Much work remains and there are still opportunities to add or change certain provisions. Such provisions might be in the form of amendments to the bill in Committee, on the Floor of the Senate, in conference with the House or in report language that would accompany the Senate bill or the final joint bill. Also, language already in the consolidated House bill relating to telemedicine may be expanded and inserted in the Senate bill.

Stay tuned.

Wednesday, September 16, 2009

Telemedicine and Health Reform: a little progress, a lot of hope
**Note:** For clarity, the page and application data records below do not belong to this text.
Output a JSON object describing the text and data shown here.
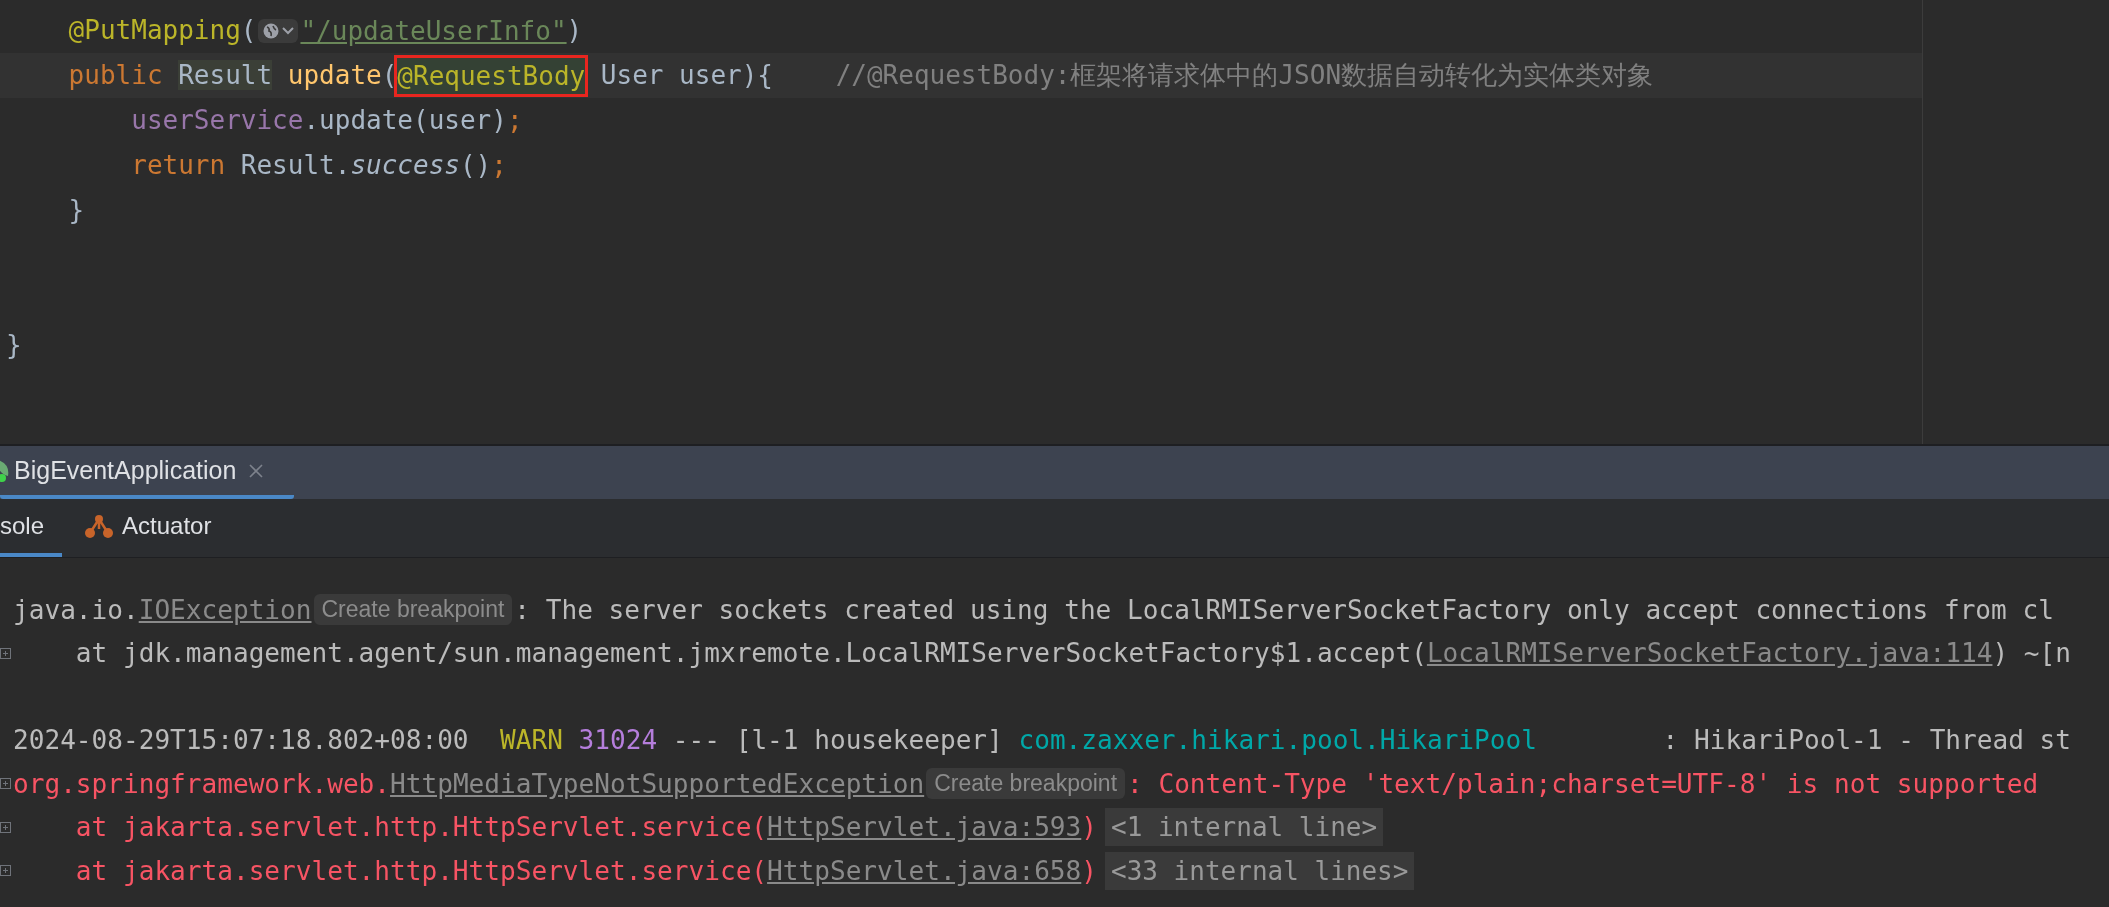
{
  "editor": {
    "lines": [
      {
        "kind": "code",
        "current": false,
        "tokens": [
          {
            "kind": "annotation",
            "text": "    @PutMapping"
          },
          {
            "kind": "plain",
            "text": "("
          },
          {
            "kind": "url_inlay"
          },
          {
            "kind": "string_link",
            "text": "\"/updateUserInfo\""
          },
          {
            "kind": "plain",
            "text": ")"
          }
        ]
      },
      {
        "kind": "code",
        "current": true,
        "tokens": [
          {
            "kind": "keyword",
            "text": "    public "
          },
          {
            "kind": "type_usage",
            "text": "Result"
          },
          {
            "kind": "method",
            "text": " update"
          },
          {
            "kind": "plain",
            "text": "("
          },
          {
            "kind": "boxed_annotation",
            "text": "@RequestBody"
          },
          {
            "kind": "plain",
            "text": " User user){    "
          },
          {
            "kind": "comment",
            "text": "//@RequestBody:框架将请求体中的JSON数据自动转化为实体类对象"
          }
        ]
      },
      {
        "kind": "code",
        "current": false,
        "tokens": [
          {
            "kind": "field",
            "text": "        userService"
          },
          {
            "kind": "plain",
            "text": ".update(user)"
          },
          {
            "kind": "keyword",
            "text": ";"
          }
        ]
      },
      {
        "kind": "code",
        "current": false,
        "tokens": [
          {
            "kind": "keyword",
            "text": "        return "
          },
          {
            "kind": "plain",
            "text": "Result."
          },
          {
            "kind": "italic",
            "text": "success"
          },
          {
            "kind": "plain",
            "text": "()"
          },
          {
            "kind": "keyword",
            "text": ";"
          }
        ]
      },
      {
        "kind": "code",
        "current": false,
        "tokens": [
          {
            "kind": "plain",
            "text": "    }"
          }
        ]
      },
      {
        "kind": "blank",
        "current": false
      },
      {
        "kind": "blank",
        "current": false
      },
      {
        "kind": "code",
        "current": false,
        "tokens": [
          {
            "kind": "plain",
            "text": "}"
          }
        ]
      }
    ]
  },
  "run_tabs": [
    {
      "label": "BigEventApplication",
      "selected": true,
      "kind": "spring"
    }
  ],
  "tool_tabs": [
    {
      "label": "sole",
      "selected": true,
      "kind": "console"
    },
    {
      "label": "Actuator",
      "selected": false,
      "kind": "actuator"
    }
  ],
  "console": {
    "lines": [
      {
        "kind": "text",
        "foldable": false,
        "tokens": [
          {
            "kind": "plain",
            "text": "java.io."
          },
          {
            "kind": "link",
            "text": "IOException"
          },
          {
            "kind": "chip",
            "text": "Create breakpoint"
          },
          {
            "kind": "plain",
            "text": ": The server sockets created using the LocalRMIServerSocketFactory only accept connections from cl"
          }
        ]
      },
      {
        "kind": "text",
        "foldable": true,
        "tokens": [
          {
            "kind": "plain",
            "text": "    at jdk.management.agent/sun.management.jmxremote.LocalRMIServerSocketFactory$1.accept("
          },
          {
            "kind": "link",
            "text": "LocalRMIServerSocketFactory.java:114"
          },
          {
            "kind": "plain",
            "text": ") ~[n"
          }
        ]
      },
      {
        "kind": "blank",
        "foldable": false
      },
      {
        "kind": "text",
        "foldable": false,
        "tokens": [
          {
            "kind": "plain",
            "text": "2024-08-29T15:07:18.802+08:00  "
          },
          {
            "kind": "warn",
            "text": "WARN "
          },
          {
            "kind": "pid",
            "text": "31024"
          },
          {
            "kind": "plain",
            "text": " --- [l-1 housekeeper] "
          },
          {
            "kind": "logger",
            "text": "com.zaxxer.hikari.pool.HikariPool"
          },
          {
            "kind": "plain",
            "text": "        : HikariPool-1 - Thread st"
          }
        ]
      },
      {
        "kind": "text",
        "foldable": true,
        "tokens": [
          {
            "kind": "error",
            "text": "org.springframework.web."
          },
          {
            "kind": "link",
            "text": "HttpMediaTypeNotSupportedException"
          },
          {
            "kind": "chip",
            "text": "Create breakpoint"
          },
          {
            "kind": "error",
            "text": ": Content-Type 'text/plain;charset=UTF-8' is not supported"
          }
        ]
      },
      {
        "kind": "text",
        "foldable": true,
        "tokens": [
          {
            "kind": "error",
            "text": "    at jakarta.servlet.http.HttpServlet.service("
          },
          {
            "kind": "link",
            "text": "HttpServlet.java:593"
          },
          {
            "kind": "error",
            "text": ")"
          },
          {
            "kind": "internal",
            "text": "<1 internal line>"
          }
        ]
      },
      {
        "kind": "text",
        "foldable": true,
        "tokens": [
          {
            "kind": "error",
            "text": "    at jakarta.servlet.http.HttpServlet.service("
          },
          {
            "kind": "link",
            "text": "HttpServlet.java:658"
          },
          {
            "kind": "error",
            "text": ")"
          },
          {
            "kind": "internal",
            "text": "<33 internal lines>"
          }
        ]
      }
    ]
  }
}
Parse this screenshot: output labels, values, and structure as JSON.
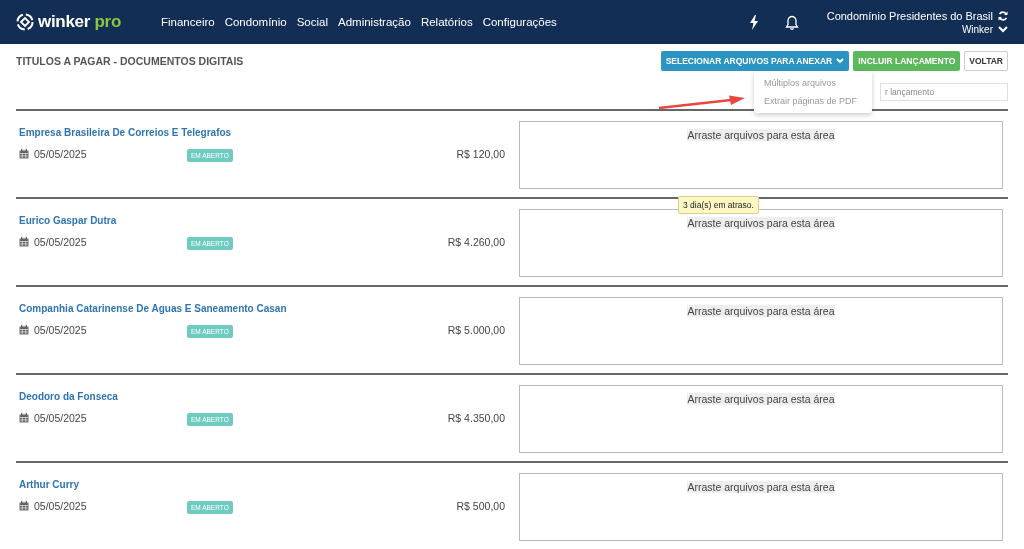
{
  "navbar": {
    "logo": {
      "word": "winker",
      "suffix": "pro"
    },
    "menu": [
      "Financeiro",
      "Condomínio",
      "Social",
      "Administração",
      "Relatórios",
      "Configurações"
    ],
    "account": {
      "condominium": "Condomínio Presidentes do Brasil",
      "user": "Winker"
    }
  },
  "page": {
    "title": "TITULOS A PAGAR - DOCUMENTOS DIGITAIS",
    "buttons": [
      {
        "label": "SELECIONAR ARQUIVOS PARA ANEXAR",
        "kind": "dropdown"
      },
      {
        "label": "INCLUIR LANÇAMENTO",
        "kind": "success"
      },
      {
        "label": "VOLTAR",
        "kind": "plain"
      }
    ],
    "dropdown_menu": [
      "Múltiplos arquivos",
      "Extrair páginas de PDF"
    ],
    "search": {
      "placeholder": "r lançamento"
    }
  },
  "bills": [
    {
      "payee": "Empresa Brasileira De Correios E Telegrafos",
      "date": "05/05/2025",
      "status": "EM ABERTO",
      "amount": "R$ 120,00",
      "drop_zone": "Arraste arquivos para esta área"
    },
    {
      "payee": "Eurico Gaspar Dutra",
      "date": "05/05/2025",
      "status": "EM ABERTO",
      "amount": "R$ 4.260,00",
      "drop_zone": "Arraste arquivos para esta área",
      "tooltip": "3 dia(s) em atraso."
    },
    {
      "payee": "Companhia Catarinense De Aguas E Saneamento Casan",
      "date": "05/05/2025",
      "status": "EM ABERTO",
      "amount": "R$ 5.000,00",
      "drop_zone": "Arraste arquivos para esta área"
    },
    {
      "payee": "Deodoro da Fonseca",
      "date": "05/05/2025",
      "status": "EM ABERTO",
      "amount": "R$ 4.350,00",
      "drop_zone": "Arraste arquivos para esta área"
    },
    {
      "payee": "Arthur Curry",
      "date": "05/05/2025",
      "status": "EM ABERTO",
      "amount": "R$ 500,00",
      "drop_zone": "Arraste arquivos para esta área"
    }
  ]
}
Over the past few months you have heard a lot from ATA about the various machinations going on with national health reform. Starting out with high hopes we have witnessed the usual highs and lows of the legislative process. ATA has promoted a broad expansion of governmental support for telemedicine, only to have parts of it dashed by a few parties that refuse to consider what telemedicine can do for cost savings and improved quality of care. However, most of our problems are that telemedicine is lost under the shouting and publicity around the overall costs of health reform.

However, telemedicine has a lot of friends in high places.

Yesterday, the Federal Communications Commission held a workshop on healthcare and broadband. It amounted to a love fest for telemedicine. President Obama's Chief Technology Officer, Aneesh Chopra, gave a strong close. He stated: “We can’t move forward in advancing our nation’s health reform goals without the appropriate use of technology and telemedicine is a key component.” He went on to recount personal experiences and his perspectives on how critical telemedicine can be for the nation. Clearly, Chopra gets it.

In addition to Chopra, three important members of ATA were asked to speak at the meeting: ATA President Karen Rheuban, ATA President-Elect Dale Alverson and Chair of ATA’s Standards Committee Nina Antoniotti. All three gave outstanding presentations. Details of the meeting and a recorded version of the webcast are available at: http://www.americantelemed.org/i4a/pages/index.cfm?pageID=3337#updates